Dataset entries: Begin

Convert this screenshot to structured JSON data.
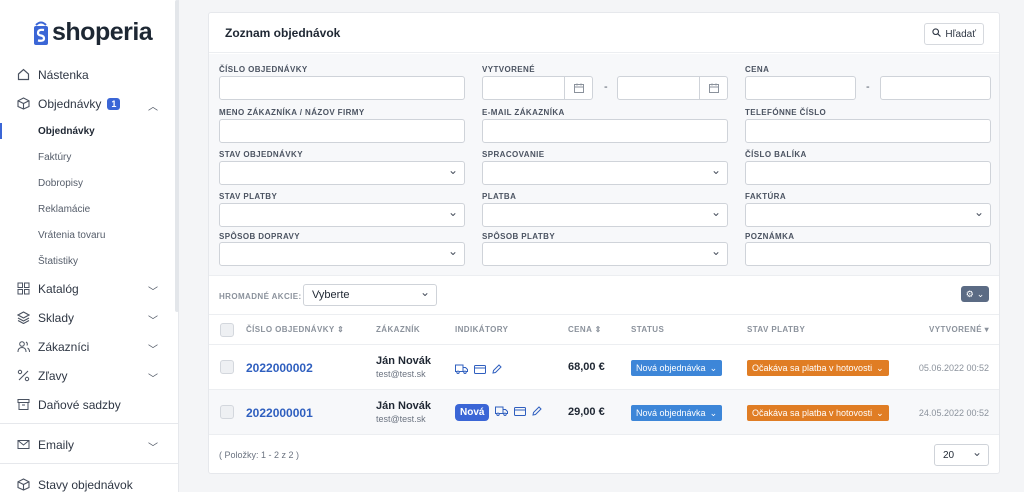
{
  "app": {
    "brand": "shoperia"
  },
  "sidebar": {
    "items": [
      {
        "label": "Nástenka",
        "icon": "home-icon"
      },
      {
        "label": "Objednávky",
        "icon": "box-icon",
        "badge": "1"
      },
      {
        "label": "Katalóg",
        "icon": "grid-icon"
      },
      {
        "label": "Sklady",
        "icon": "layers-icon"
      },
      {
        "label": "Zákazníci",
        "icon": "users-icon"
      },
      {
        "label": "Zľavy",
        "icon": "percent-icon"
      },
      {
        "label": "Daňové sadzby",
        "icon": "archive-icon"
      },
      {
        "label": "Emaily",
        "icon": "mail-icon"
      },
      {
        "label": "Stavy objednávok",
        "icon": "box-icon"
      }
    ],
    "subitems": [
      "Objednávky",
      "Faktúry",
      "Dobropisy",
      "Reklamácie",
      "Vrátenia tovaru",
      "Štatistiky"
    ]
  },
  "main": {
    "title": "Zoznam objednávok",
    "search_label": "Hľadať"
  },
  "filters": {
    "order_number": "ČÍSLO OBJEDNÁVKY",
    "created": "VYTVORENÉ",
    "price": "CENA",
    "customer": "MENO ZÁKAZNÍKA / NÁZOV FIRMY",
    "email": "E-MAIL ZÁKAZNÍKA",
    "phone": "TELEFÓNNE ČÍSLO",
    "order_status": "STAV OBJEDNÁVKY",
    "processing": "SPRACOVANIE",
    "parcel": "ČÍSLO BALÍKA",
    "payment_status": "STAV PLATBY",
    "payment": "PLATBA",
    "invoice": "FAKTÚRA",
    "shipping": "SPÔSOB DOPRAVY",
    "payment_method": "SPÔSOB PLATBY",
    "note": "POZNÁMKA",
    "range_dash": "-"
  },
  "bulk": {
    "label": "HROMADNÉ AKCIE:",
    "select_value": "Vyberte"
  },
  "table": {
    "headers": {
      "order_no": "ČÍSLO OBJEDNÁVKY ⇕",
      "customer": "ZÁKAZNÍK",
      "indicators": "INDIKÁTORY",
      "price": "CENA ⇕",
      "status": "STATUS",
      "pay_status": "STAV PLATBY",
      "created": "VYTVORENÉ ▾"
    },
    "rows": [
      {
        "order_no": "2022000002",
        "customer_name": "Ján Novák",
        "customer_email": "test@test.sk",
        "new_badge": "",
        "price": "68,00 €",
        "status": "Nová objednávka",
        "pay_status": "Očakáva sa platba v hotovosti",
        "created": "05.06.2022 00:52"
      },
      {
        "order_no": "2022000001",
        "customer_name": "Ján Novák",
        "customer_email": "test@test.sk",
        "new_badge": "Nová",
        "price": "29,00 €",
        "status": "Nová objednávka",
        "pay_status": "Očakáva sa platba v hotovosti",
        "created": "24.05.2022 00:52"
      }
    ],
    "footer": "( Položky: 1 - 2 z 2 )",
    "page_size": "20"
  },
  "colors": {
    "accent": "#3b66d6",
    "status": "#3d86d8",
    "payment": "#e07d24"
  }
}
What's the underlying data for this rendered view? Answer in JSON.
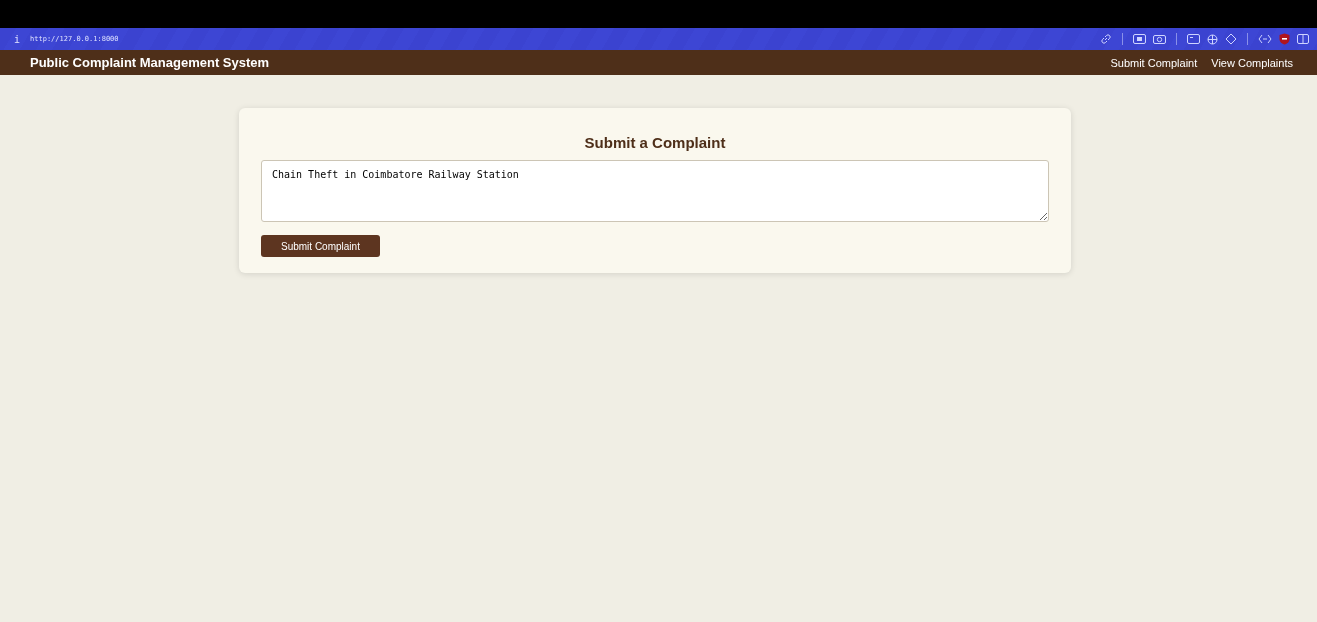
{
  "browser": {
    "info": "i",
    "url": "http://127.0.0.1:8000"
  },
  "navbar": {
    "title": "Public Complaint Management System",
    "links": [
      {
        "label": "Submit Complaint"
      },
      {
        "label": "View Complaints"
      }
    ]
  },
  "form": {
    "heading": "Submit a Complaint",
    "complaint_text": "Chain Theft in Coimbatore Railway Station",
    "submit_button": "Submit Complaint"
  }
}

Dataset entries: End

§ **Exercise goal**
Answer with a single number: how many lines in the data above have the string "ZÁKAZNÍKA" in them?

§ **Result below**
2